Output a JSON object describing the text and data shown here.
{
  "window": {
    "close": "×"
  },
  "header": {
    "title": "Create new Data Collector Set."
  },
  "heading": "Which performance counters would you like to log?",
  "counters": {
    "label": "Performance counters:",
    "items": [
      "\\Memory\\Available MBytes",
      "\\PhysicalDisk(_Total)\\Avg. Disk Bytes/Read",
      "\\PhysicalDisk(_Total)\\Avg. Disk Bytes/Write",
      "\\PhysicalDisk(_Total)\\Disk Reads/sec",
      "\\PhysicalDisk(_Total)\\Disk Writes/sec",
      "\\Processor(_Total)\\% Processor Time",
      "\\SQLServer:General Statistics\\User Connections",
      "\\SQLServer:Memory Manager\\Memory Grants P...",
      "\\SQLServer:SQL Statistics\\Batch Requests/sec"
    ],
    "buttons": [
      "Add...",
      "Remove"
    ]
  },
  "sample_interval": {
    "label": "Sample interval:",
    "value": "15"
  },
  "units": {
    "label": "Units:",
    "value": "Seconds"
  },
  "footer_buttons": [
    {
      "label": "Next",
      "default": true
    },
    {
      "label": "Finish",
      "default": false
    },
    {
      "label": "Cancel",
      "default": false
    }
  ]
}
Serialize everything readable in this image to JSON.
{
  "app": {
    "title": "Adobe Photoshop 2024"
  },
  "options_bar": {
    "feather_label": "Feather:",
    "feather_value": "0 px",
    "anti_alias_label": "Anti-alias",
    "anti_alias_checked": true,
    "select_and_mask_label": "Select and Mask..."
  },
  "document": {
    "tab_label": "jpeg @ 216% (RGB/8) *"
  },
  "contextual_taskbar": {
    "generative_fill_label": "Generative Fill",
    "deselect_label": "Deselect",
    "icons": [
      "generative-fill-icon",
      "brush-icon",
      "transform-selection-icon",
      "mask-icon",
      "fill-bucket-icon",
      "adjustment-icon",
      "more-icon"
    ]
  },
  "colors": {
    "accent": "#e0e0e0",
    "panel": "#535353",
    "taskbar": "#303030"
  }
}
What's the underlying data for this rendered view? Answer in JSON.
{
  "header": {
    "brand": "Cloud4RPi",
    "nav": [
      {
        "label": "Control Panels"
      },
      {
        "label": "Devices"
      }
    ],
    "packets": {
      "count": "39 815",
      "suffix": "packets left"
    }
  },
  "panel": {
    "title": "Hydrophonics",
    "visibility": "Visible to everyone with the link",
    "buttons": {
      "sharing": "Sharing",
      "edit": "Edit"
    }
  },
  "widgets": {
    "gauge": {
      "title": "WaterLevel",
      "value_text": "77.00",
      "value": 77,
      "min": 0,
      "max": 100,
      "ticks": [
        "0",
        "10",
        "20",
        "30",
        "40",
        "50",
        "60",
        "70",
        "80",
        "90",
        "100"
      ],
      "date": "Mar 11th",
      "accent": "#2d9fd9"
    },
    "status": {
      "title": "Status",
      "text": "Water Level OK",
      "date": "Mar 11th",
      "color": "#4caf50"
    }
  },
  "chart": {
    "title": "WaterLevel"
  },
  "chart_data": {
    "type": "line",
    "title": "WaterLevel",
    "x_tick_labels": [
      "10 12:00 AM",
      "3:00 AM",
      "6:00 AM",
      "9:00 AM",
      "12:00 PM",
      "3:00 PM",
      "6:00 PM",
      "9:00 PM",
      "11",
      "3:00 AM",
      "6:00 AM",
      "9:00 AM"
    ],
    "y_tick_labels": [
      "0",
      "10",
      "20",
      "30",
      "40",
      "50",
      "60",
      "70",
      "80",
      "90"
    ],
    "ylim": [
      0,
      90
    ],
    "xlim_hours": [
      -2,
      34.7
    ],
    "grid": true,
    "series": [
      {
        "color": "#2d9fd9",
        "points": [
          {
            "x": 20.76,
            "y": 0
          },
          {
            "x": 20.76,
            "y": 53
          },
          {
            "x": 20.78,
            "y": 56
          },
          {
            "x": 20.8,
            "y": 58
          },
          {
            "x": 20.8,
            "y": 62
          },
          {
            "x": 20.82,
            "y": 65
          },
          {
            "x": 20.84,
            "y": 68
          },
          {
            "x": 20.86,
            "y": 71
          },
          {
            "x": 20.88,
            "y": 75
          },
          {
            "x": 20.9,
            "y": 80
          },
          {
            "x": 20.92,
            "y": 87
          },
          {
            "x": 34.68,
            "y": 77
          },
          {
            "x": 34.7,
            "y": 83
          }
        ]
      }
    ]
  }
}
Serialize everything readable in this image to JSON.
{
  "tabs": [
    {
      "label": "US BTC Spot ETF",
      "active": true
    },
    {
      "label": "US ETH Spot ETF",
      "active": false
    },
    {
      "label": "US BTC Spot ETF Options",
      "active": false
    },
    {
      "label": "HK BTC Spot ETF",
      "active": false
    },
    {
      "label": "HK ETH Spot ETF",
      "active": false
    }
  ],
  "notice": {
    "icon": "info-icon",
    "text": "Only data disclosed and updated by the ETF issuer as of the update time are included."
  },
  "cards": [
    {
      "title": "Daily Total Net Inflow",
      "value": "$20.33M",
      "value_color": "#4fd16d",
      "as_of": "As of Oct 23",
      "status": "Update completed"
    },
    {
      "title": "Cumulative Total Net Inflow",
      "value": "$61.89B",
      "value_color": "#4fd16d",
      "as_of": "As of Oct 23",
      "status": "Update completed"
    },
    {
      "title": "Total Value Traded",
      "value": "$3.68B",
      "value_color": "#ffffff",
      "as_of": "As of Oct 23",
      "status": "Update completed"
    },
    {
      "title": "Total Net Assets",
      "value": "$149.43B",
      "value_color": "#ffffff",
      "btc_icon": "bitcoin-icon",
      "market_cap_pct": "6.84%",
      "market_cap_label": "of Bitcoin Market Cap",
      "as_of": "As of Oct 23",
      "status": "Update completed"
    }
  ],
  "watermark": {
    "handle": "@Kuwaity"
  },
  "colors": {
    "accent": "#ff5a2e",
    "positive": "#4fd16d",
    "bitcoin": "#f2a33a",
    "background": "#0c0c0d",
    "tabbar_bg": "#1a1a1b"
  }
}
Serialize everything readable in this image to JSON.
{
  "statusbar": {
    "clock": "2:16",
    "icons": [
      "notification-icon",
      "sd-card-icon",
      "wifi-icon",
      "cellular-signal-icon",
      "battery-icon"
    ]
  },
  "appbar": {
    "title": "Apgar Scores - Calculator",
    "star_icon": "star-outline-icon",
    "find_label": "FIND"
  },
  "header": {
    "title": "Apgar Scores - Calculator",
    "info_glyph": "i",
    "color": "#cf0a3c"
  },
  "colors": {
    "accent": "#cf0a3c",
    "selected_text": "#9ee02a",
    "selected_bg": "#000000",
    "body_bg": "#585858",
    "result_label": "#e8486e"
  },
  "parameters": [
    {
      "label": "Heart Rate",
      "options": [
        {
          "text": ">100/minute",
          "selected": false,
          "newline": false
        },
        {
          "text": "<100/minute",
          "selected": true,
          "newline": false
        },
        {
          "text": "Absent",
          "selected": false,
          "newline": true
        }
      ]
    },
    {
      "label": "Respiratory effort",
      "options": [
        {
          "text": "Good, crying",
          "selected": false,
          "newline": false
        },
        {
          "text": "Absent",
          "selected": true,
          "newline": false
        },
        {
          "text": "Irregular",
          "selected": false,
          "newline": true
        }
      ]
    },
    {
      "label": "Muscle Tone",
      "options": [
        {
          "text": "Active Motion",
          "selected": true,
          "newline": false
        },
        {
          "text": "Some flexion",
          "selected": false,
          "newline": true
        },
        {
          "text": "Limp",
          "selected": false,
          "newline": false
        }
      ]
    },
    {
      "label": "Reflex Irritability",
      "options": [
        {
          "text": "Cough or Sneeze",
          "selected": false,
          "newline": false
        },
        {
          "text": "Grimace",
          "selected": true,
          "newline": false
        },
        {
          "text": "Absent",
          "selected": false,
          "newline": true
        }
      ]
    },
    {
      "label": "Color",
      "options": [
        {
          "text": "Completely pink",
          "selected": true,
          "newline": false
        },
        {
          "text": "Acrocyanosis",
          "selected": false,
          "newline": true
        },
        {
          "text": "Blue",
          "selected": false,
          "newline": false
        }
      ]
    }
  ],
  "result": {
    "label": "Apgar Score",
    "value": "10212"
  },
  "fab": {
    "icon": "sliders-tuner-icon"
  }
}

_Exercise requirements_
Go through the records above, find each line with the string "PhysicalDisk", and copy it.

_Exercise result_
      "\\PhysicalDisk(_Total)\\Avg. Disk Bytes/Read",
      "\\PhysicalDisk(_Total)\\Avg. Disk Bytes/Write",
      "\\PhysicalDisk(_Total)\\Disk Reads/sec",
      "\\PhysicalDisk(_Total)\\Disk Writes/sec",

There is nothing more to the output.